Skip to content

Due to scheduled maintenance, online ordering, in regions where offered, will not be available on this site from 08:00 until noon GMT on Sunday 17th February. We apologise for the inconvenience.

Cart

Your Cart

×

You have 0 items in your cart.

Register Sign in Wishlist
Ancient Greek Portrait Sculpture

Ancient Greek Portrait Sculpture
Contexts, Subjects, and Styles

$103.00 (C)

  • Date Published: April 2006
  • availability: In stock
  • format: Hardback
  • isbn: 9780521854986

$ 103.00 (C)
Hardback

Add to cart Add to wishlist

Other available formats:
Paperback


Looking for an examination copy?

If you are interested in the title for your course we can consider offering an examination copy. To register your interest please contact collegesales@cambridge.org providing details of the course you are teaching.

Description
Product filter button
Description
Contents
Resources
Courses
About the Authors
  • This book offers a new approach to the history of Greek portraiture by focusing on portraits without names. Sheila Dillon considers the few original bronze and marble portrait statues preserved from the Classical and Hellenistic periods together with the large number of Greek portraits known only through Roman copies. This study calls into question two basic tenets of Greek portraiture: first, that it was only in the late Hellenistic period, under Roman influence, that Greek portraits exhibited a wide range of styles, including descriptive realism; and second, that in most cases, one can easily tell a subject's public role from the visual traits used in this portrait. The sculptures studied here instead show that the proliferation of portrait styles takes place much earlier, in the late Classical period, and that the identity expressed by these portraits is much more complex and layered than has previously been realized.

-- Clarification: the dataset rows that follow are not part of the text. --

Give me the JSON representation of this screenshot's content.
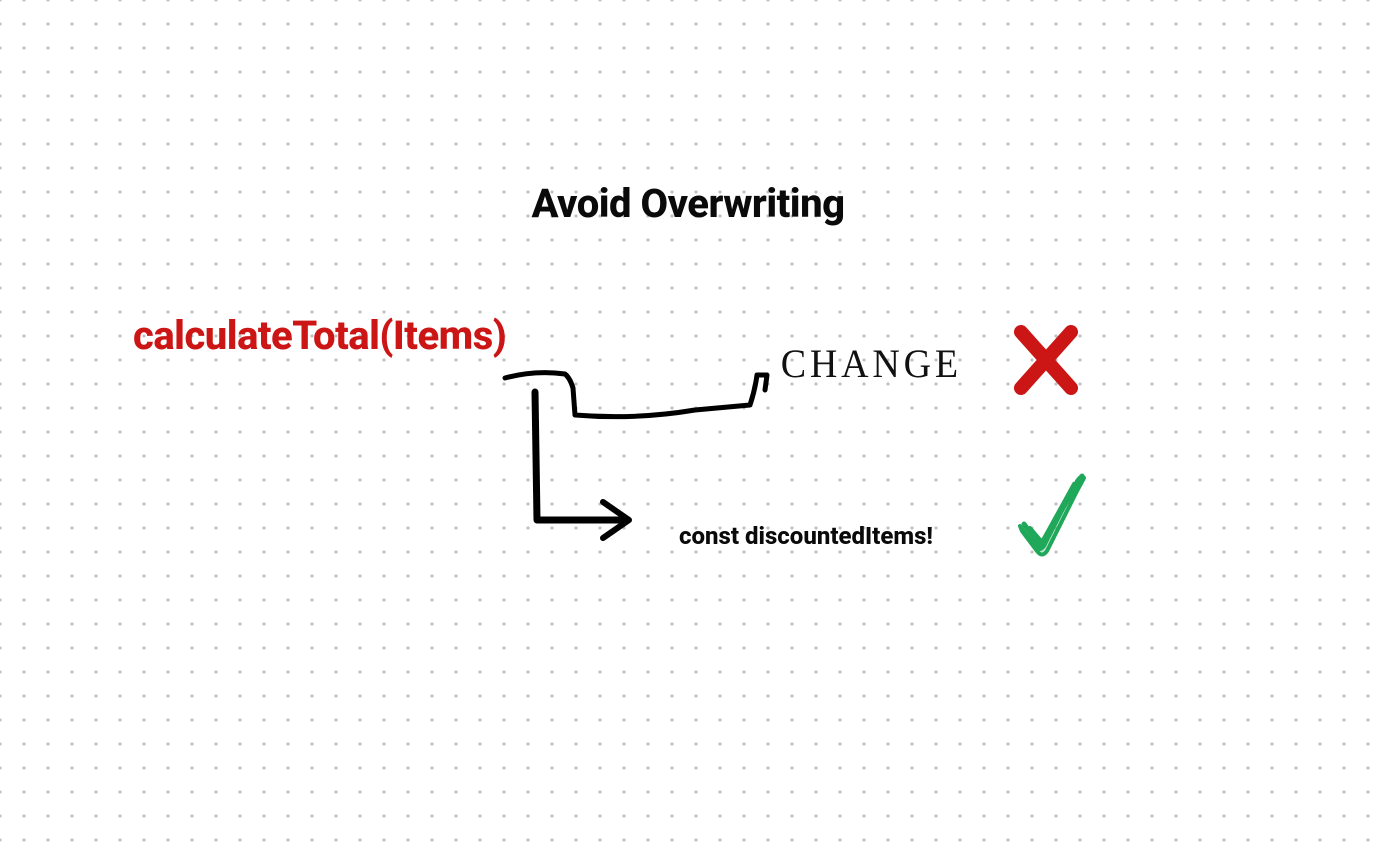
{
  "title": "Avoid Overwriting",
  "function_expression": "calculateTotal(Items)",
  "change_label": "CHANGE",
  "const_expression": "const discountedItems!",
  "colors": {
    "title": "#0a0a0a",
    "function": "#cc1515",
    "x_mark": "#cc1515",
    "check_mark": "#1fa85a",
    "text": "#0a0a0a"
  }
}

    • Focuses on a series of images that have previously been ignored, offering a new approach by looking at portraits without names
    • Comprehensively illustrated
    • Presents evidence leading to conclusions undermining the two basic tenets of Greek portraiture
    Read more

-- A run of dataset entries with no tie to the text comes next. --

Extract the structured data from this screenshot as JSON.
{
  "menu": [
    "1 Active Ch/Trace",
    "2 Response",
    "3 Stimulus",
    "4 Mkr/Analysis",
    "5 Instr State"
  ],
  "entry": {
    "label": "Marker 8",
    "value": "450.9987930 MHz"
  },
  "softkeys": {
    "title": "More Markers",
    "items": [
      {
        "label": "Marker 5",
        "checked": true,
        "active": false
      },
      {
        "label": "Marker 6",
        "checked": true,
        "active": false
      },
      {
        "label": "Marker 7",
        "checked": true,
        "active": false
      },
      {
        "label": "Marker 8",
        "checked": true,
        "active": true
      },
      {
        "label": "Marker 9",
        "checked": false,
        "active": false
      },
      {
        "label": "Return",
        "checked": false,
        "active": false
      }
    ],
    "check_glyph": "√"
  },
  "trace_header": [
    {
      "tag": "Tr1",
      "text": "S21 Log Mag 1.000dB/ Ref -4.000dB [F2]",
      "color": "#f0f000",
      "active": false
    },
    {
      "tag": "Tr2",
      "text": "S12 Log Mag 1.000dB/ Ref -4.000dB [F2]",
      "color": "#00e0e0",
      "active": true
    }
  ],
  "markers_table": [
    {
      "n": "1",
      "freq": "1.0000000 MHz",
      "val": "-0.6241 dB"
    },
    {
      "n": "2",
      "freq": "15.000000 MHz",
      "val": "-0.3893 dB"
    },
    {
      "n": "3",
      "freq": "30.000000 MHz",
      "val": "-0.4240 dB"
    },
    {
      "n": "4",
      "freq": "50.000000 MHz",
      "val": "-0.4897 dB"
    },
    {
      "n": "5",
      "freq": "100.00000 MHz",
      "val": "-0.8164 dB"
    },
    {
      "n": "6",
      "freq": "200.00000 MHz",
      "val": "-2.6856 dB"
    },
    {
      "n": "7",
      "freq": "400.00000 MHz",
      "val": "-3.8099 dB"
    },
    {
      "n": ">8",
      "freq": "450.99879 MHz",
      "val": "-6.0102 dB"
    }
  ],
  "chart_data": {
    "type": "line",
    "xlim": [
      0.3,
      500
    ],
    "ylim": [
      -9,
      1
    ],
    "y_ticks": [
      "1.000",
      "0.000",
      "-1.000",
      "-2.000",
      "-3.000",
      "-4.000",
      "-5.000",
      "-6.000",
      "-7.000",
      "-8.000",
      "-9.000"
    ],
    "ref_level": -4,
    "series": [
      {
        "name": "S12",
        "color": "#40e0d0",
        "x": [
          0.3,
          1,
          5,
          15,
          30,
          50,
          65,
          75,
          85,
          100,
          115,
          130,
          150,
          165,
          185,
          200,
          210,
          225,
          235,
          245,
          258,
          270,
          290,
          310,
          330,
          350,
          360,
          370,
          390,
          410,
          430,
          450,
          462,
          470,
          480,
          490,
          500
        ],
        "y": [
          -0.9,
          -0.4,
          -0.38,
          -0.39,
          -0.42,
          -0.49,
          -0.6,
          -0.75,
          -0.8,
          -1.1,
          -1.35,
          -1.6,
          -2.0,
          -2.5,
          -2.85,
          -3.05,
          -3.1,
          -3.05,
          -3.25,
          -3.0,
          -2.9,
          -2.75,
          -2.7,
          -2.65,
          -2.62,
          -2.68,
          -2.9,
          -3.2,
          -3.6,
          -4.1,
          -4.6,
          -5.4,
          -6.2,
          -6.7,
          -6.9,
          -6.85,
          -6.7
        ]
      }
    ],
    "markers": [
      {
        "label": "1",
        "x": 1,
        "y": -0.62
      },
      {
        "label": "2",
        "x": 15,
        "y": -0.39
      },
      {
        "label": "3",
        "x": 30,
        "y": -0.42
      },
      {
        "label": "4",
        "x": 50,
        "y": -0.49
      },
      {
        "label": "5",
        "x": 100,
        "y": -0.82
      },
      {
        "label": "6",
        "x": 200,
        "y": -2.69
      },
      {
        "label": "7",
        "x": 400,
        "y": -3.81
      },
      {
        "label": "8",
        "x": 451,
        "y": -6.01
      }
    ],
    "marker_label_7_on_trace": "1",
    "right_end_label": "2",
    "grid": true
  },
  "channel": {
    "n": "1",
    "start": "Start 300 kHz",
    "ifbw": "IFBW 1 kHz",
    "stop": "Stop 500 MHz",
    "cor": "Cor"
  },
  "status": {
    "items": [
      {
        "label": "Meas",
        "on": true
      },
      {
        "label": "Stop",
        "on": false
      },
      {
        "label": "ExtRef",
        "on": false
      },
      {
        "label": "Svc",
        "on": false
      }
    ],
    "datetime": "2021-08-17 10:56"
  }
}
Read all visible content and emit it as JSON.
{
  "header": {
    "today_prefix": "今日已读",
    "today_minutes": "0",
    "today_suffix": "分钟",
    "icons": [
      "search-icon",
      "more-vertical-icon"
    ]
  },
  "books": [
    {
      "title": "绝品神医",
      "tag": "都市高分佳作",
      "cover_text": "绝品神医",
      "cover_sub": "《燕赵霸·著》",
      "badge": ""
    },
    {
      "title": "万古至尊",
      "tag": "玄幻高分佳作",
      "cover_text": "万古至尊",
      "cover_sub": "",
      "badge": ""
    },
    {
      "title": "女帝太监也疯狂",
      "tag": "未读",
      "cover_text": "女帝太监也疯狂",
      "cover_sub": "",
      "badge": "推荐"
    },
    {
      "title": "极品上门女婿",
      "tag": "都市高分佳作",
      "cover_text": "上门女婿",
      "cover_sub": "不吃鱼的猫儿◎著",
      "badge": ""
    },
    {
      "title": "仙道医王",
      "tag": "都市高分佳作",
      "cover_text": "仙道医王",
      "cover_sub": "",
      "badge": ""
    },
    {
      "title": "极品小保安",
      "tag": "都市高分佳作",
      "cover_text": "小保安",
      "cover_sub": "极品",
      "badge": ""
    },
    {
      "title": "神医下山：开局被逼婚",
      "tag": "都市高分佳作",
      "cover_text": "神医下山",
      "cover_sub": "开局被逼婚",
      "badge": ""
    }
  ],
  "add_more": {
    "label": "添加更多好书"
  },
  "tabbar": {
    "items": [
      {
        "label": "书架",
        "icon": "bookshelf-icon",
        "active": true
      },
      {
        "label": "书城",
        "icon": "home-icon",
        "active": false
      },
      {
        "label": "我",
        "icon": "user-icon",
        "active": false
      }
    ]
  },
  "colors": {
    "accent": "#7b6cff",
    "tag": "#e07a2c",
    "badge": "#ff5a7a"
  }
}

    Reviews & endorsements

    "A great virtue of Dillon's study is her attention to bot the Greek setting of the original images and the display of busts and herms, and more rarely full statues of these past men of action or thought in Roman villas and gardens."
    -Barbara Tsakirgis, Vanderbilt University

    "Portrait Sculpture. Context, Subjects, and Styles... is a great book. ...[I]t is hard to do justice to the many issues that it raises. All the more reason, I think, to use the volume in your next seminar on Greek and Roman portraiture."
    -Peter Schultz, Concordia College, Bryn Mawr Classical Review

    See more reviews

    Customer reviews

    Not yet reviewed

    Be the first to review

    Review was not posted due to profanity

    ×

    , create a review

    (If you're not , sign out)

    Please enter the right captcha value
    Please enter a star rating.
    Your review must be a minimum of 12 words.

    How do you rate this item?

    ×

    Product details

    • Date Published: April 2006
    • format: Hardback
    • isbn: 9780521854986
    • length: 238 pages
    • dimensions: 285 x 222 x 19 mm
    • weight: 0.922kg
    • contains: 171 b/w illus.
    • availability: In stock
  • Table of Contents

    1. Facing up to anonymity
    2. Making portraits of the Greeks
    3. Displaying portraits of the Greeks
    4. The appearance of Greek portraits
    5. Greek portraits in practice.

  • Author

    Sheila Dillon, Duke University, North Carolina
    Sheila Dillon is Associate Professor in the Department of Art, Art History and Visual Studies at Duke University, with a secondary appointment in the Department of Classical Studies. She is the author of The Female Portrait Statue in the Greek World (2010) and co-editor of A Companion to Women in the Ancient World (2012).

Sign In

Please sign in to access your account

Cancel

Not already registered? Create an account now. ×

Sorry, this resource is locked

Please register or sign in to request access. If you are having problems accessing these resources please email lecturers@cambridge.org

Register Sign in
Please note that this file is password protected. You will be asked to input your password on the next screen.

» Proceed

You are now leaving the Cambridge University Press website. Your eBook purchase and download will be completed by our partner www.ebooks.com. Please see the permission section of the www.ebooks.com catalogue page for details of the print & copy limits on our eBooks.

Continue ×

Continue ×

Continue ×

Find content that relates to you

This site uses cookies to improve your experience. Read more Close

Are you sure you want to delete your account?

This cannot be undone.

Cancel

Thank you for your feedback which will help us improve our service.

If you requested a response, we will make sure to get back to you shortly.

×
Please fill in the required fields in your feedback submission.
×